- [What you need to do]:
Give only the number of lines in the records that include "Telephony".

Excerpted records below:

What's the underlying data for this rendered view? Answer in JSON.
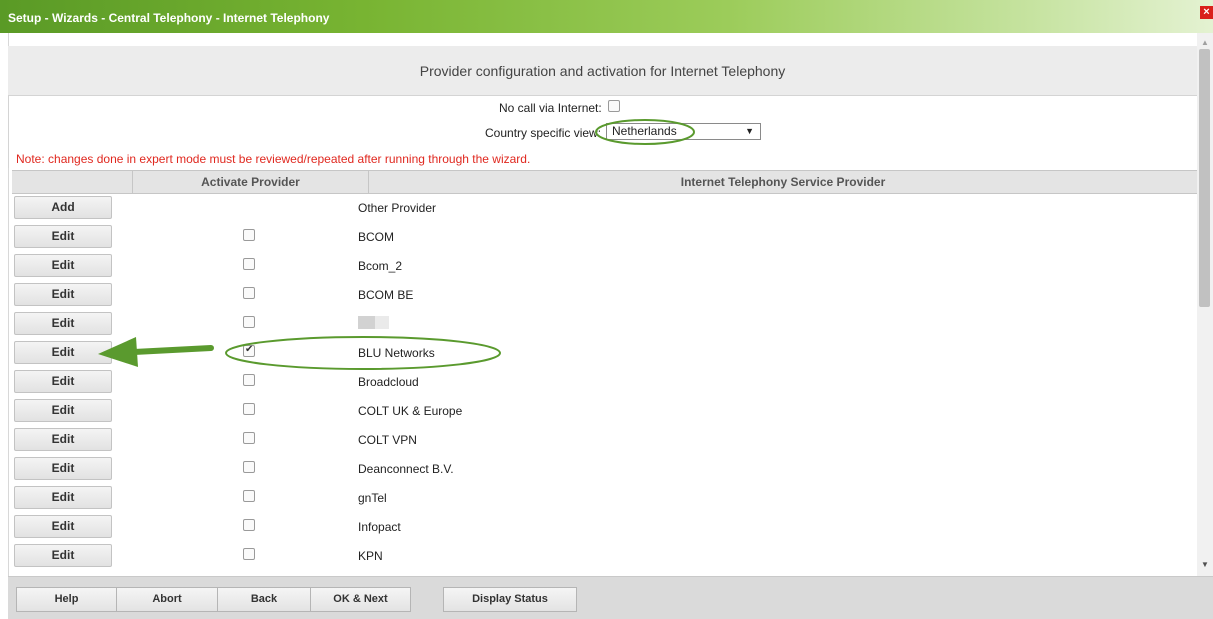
{
  "window": {
    "title": "Setup - Wizards - Central Telephony - Internet Telephony",
    "close_glyph": "×"
  },
  "page": {
    "heading": "Provider configuration and activation for Internet Telephony",
    "no_call_label": "No call via Internet:",
    "no_call_checked": false,
    "country_label": "Country specific view:",
    "country_value": "Netherlands",
    "note": "Note: changes done in expert mode must be reviewed/repeated after running through the wizard."
  },
  "table": {
    "col_activate": "Activate Provider",
    "col_provider": "Internet Telephony Service Provider",
    "rows": [
      {
        "button": "Add",
        "provider": "Other Provider",
        "has_checkbox": false,
        "checked": false
      },
      {
        "button": "Edit",
        "provider": "BCOM",
        "has_checkbox": true,
        "checked": false
      },
      {
        "button": "Edit",
        "provider": "Bcom_2",
        "has_checkbox": true,
        "checked": false
      },
      {
        "button": "Edit",
        "provider": "BCOM BE",
        "has_checkbox": true,
        "checked": false
      },
      {
        "button": "Edit",
        "provider": "",
        "has_checkbox": true,
        "checked": false,
        "redacted": true
      },
      {
        "button": "Edit",
        "provider": "BLU Networks",
        "has_checkbox": true,
        "checked": true
      },
      {
        "button": "Edit",
        "provider": "Broadcloud",
        "has_checkbox": true,
        "checked": false
      },
      {
        "button": "Edit",
        "provider": "COLT UK & Europe",
        "has_checkbox": true,
        "checked": false
      },
      {
        "button": "Edit",
        "provider": "COLT VPN",
        "has_checkbox": true,
        "checked": false
      },
      {
        "button": "Edit",
        "provider": "Deanconnect B.V.",
        "has_checkbox": true,
        "checked": false
      },
      {
        "button": "Edit",
        "provider": "gnTel",
        "has_checkbox": true,
        "checked": false
      },
      {
        "button": "Edit",
        "provider": "Infopact",
        "has_checkbox": true,
        "checked": false
      },
      {
        "button": "Edit",
        "provider": "KPN",
        "has_checkbox": true,
        "checked": false
      }
    ]
  },
  "footer": {
    "help": "Help",
    "abort": "Abort",
    "back": "Back",
    "ok_next": "OK & Next",
    "display_status": "Display Status"
  },
  "colors": {
    "title_bar_green": "#78b432",
    "annotation_green": "#5a9a2e",
    "note_red": "#e0281f"
  },
  "icons": {
    "close": "close-icon",
    "scroll_up": "scroll-up-icon",
    "scroll_down": "scroll-down-icon",
    "dropdown": "chevron-down-icon",
    "annotation_arrow": "arrow-left-icon"
  }
}
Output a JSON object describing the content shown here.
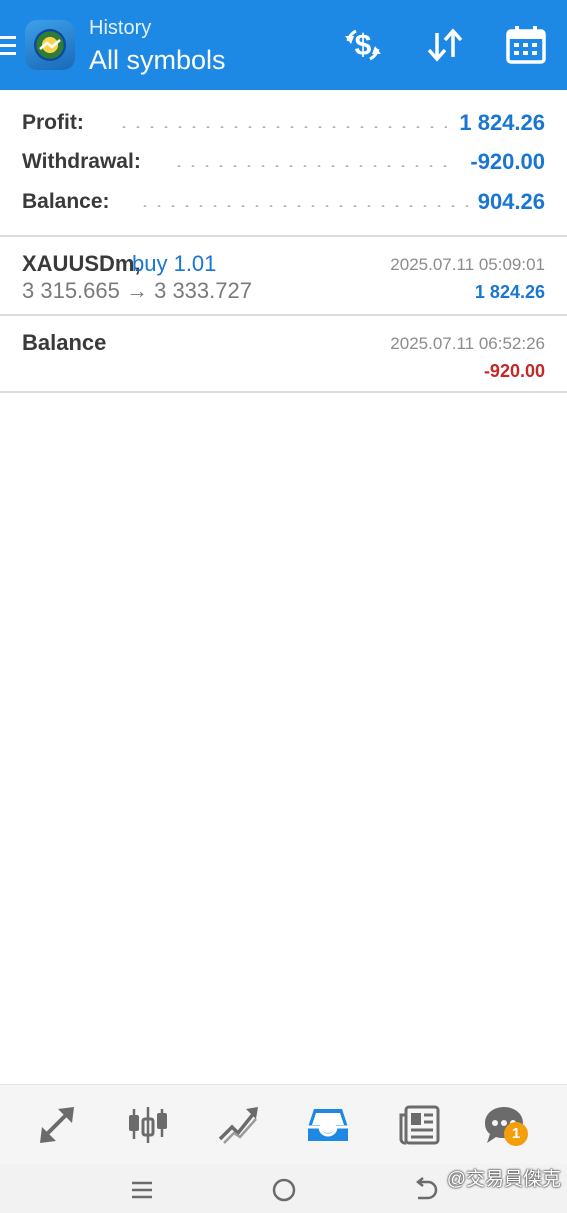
{
  "header": {
    "subtitle": "History",
    "title": "All symbols",
    "icons": [
      "menu-icon",
      "metatrader-logo",
      "currency-exchange-icon",
      "sort-icon",
      "calendar-icon"
    ]
  },
  "summary": {
    "profit": {
      "label": "Profit:",
      "value": "1 824.26"
    },
    "withdrawal": {
      "label": "Withdrawal:",
      "value": "-920.00"
    },
    "balance": {
      "label": "Balance:",
      "value": "904.26"
    }
  },
  "deals": [
    {
      "symbol": "XAUUSDm,",
      "side": "buy 1.01",
      "prices": "3 315.665 → 3 333.727",
      "time": "2025.07.11 05:09:01",
      "profit": "1 824.26"
    },
    {
      "symbol": "Balance",
      "time": "2025.07.11 06:52:26",
      "profit": "-920.00"
    }
  ],
  "bottom_nav": {
    "items": [
      "quotes-icon",
      "chart-icon",
      "trade-icon",
      "history-icon",
      "news-icon",
      "chat-icon"
    ],
    "active": "history-icon",
    "chat_badge": "1"
  },
  "system_bar": [
    "recent-apps-icon",
    "home-icon",
    "back-icon"
  ],
  "watermark": "@交易員傑克",
  "colors": {
    "header_bg": "#1e88e5",
    "positive": "#1976d2",
    "negative": "#c62828",
    "badge": "#f59e0b"
  }
}
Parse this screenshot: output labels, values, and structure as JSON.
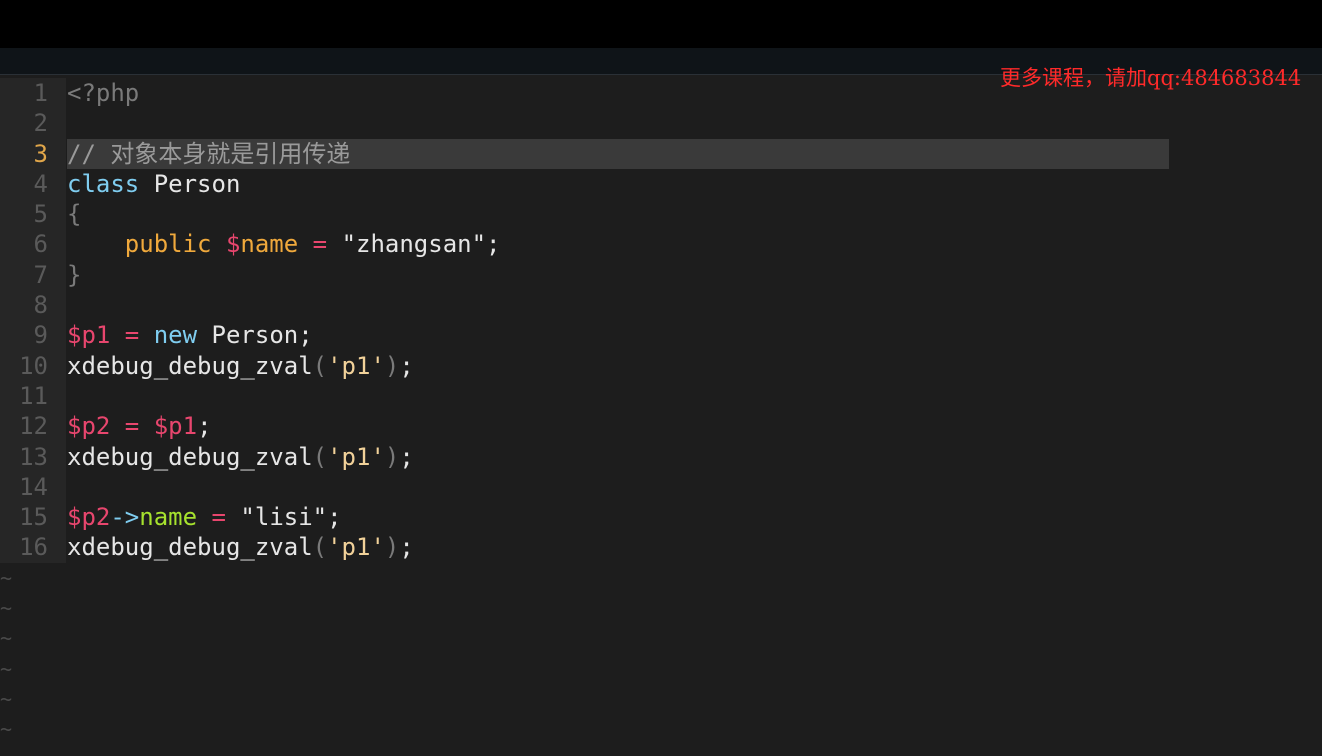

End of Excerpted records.

- [Answer section]:
3